“I had just started working in Critical Care was the pandemic began, so it was a huge learning curve for me. I had experience from working in A&E, but this is a whole new specialty, and it was like going back to school again. I hadn’t built those relationships with my colleagues at that point, but after what we have been through, we are so strong as a team.
“I have learnt so much from this experience. There have been times when it has been terrifying. Our patients were so poorly and in those early months we didn’t know what we were fighting but doing everything in our power to keep them alive. It was relentless. We lost so many and even lost friends. I have lost two people I know from Covid and when that happened it was hard to cope with.

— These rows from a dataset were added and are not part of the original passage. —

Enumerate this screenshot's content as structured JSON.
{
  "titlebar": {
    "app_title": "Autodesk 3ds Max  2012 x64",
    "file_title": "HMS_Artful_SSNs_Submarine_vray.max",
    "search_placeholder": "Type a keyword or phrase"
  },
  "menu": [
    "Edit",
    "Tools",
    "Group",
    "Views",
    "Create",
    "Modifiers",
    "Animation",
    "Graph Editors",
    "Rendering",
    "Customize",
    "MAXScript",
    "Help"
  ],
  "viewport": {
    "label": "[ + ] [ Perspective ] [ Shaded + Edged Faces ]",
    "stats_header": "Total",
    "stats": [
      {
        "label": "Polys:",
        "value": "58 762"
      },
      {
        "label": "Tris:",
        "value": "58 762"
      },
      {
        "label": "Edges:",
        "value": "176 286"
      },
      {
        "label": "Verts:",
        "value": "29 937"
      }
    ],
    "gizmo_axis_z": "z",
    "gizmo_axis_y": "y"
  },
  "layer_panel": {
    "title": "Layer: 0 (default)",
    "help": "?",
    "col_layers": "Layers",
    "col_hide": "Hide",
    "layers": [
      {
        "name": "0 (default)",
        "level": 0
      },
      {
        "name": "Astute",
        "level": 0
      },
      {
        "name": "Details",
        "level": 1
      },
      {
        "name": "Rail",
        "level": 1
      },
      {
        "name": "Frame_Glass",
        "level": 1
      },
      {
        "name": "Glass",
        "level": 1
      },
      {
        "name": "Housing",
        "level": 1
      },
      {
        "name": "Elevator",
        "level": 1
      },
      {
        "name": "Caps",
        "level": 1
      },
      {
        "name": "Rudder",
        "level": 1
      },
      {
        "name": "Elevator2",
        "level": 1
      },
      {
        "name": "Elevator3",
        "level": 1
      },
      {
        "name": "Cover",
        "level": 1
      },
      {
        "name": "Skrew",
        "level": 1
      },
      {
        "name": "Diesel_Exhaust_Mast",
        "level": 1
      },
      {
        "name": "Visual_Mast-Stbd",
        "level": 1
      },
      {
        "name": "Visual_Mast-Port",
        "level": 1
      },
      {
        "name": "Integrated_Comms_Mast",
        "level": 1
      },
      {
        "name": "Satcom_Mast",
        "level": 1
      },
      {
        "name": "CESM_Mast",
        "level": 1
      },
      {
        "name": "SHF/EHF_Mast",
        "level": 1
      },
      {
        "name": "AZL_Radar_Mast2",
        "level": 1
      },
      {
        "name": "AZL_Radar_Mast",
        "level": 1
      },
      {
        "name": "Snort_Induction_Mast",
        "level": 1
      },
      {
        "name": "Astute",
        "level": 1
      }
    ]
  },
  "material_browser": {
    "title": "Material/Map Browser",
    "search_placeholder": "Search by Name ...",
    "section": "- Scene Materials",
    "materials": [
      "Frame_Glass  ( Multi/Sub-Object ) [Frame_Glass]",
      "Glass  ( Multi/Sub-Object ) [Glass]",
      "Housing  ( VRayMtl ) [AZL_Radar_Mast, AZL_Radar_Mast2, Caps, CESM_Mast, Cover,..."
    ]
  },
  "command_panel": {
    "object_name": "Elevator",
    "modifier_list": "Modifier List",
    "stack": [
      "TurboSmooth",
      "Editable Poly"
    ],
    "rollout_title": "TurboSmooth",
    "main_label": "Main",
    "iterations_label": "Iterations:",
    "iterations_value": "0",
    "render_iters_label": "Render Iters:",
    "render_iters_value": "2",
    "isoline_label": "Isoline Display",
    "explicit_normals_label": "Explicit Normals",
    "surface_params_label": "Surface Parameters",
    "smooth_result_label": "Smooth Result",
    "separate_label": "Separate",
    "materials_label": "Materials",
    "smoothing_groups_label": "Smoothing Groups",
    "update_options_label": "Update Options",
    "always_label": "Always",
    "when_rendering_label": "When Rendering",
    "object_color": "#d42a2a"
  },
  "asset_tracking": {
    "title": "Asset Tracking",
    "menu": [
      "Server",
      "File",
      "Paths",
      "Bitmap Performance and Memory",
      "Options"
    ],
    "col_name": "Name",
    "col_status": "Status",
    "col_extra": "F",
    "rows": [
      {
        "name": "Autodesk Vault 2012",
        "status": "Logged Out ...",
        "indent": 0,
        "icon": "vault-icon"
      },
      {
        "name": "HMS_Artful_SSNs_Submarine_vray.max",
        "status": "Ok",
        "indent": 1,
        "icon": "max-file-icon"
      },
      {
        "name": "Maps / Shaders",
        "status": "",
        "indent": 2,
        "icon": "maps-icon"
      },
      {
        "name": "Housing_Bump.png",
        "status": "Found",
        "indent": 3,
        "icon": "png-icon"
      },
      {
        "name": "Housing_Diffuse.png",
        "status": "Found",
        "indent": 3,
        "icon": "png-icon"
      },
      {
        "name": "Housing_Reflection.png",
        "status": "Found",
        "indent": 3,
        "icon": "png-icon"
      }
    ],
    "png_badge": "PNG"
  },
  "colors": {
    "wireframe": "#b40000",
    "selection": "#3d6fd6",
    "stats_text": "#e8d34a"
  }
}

“One of the many proud moments for me were when our patients started to get better and when we can discharge them. Some of the patients had been on ventilators for over 30 days and I remember lining up along the corridor, in full PPE, and cheering and clapping as one of our patients was wheeled out of the ward, because they were recovering and could go to another ward. It was such a momentous event. We got one. That was what we all needed to keep going.
“Many of the patients on Critical Care cannot speak, so you don’t really know anything about your patient. You rely heavily on relatives telling you about them, so that you know who they are, so I am so glad we now have families back in to visit our patients. It gives the patients that boost and puts their mind at rest that they know the bills have been paid and the dog has been taken for a walk.
“I am fortunate that I have amazing family, friends and partner who are there for me, but if I can take anything from this it is that you need to give time for yourself. As healthcare workers we spend much of our time looking after others, we often forget to drink enough or eat enough or just check we are ok.”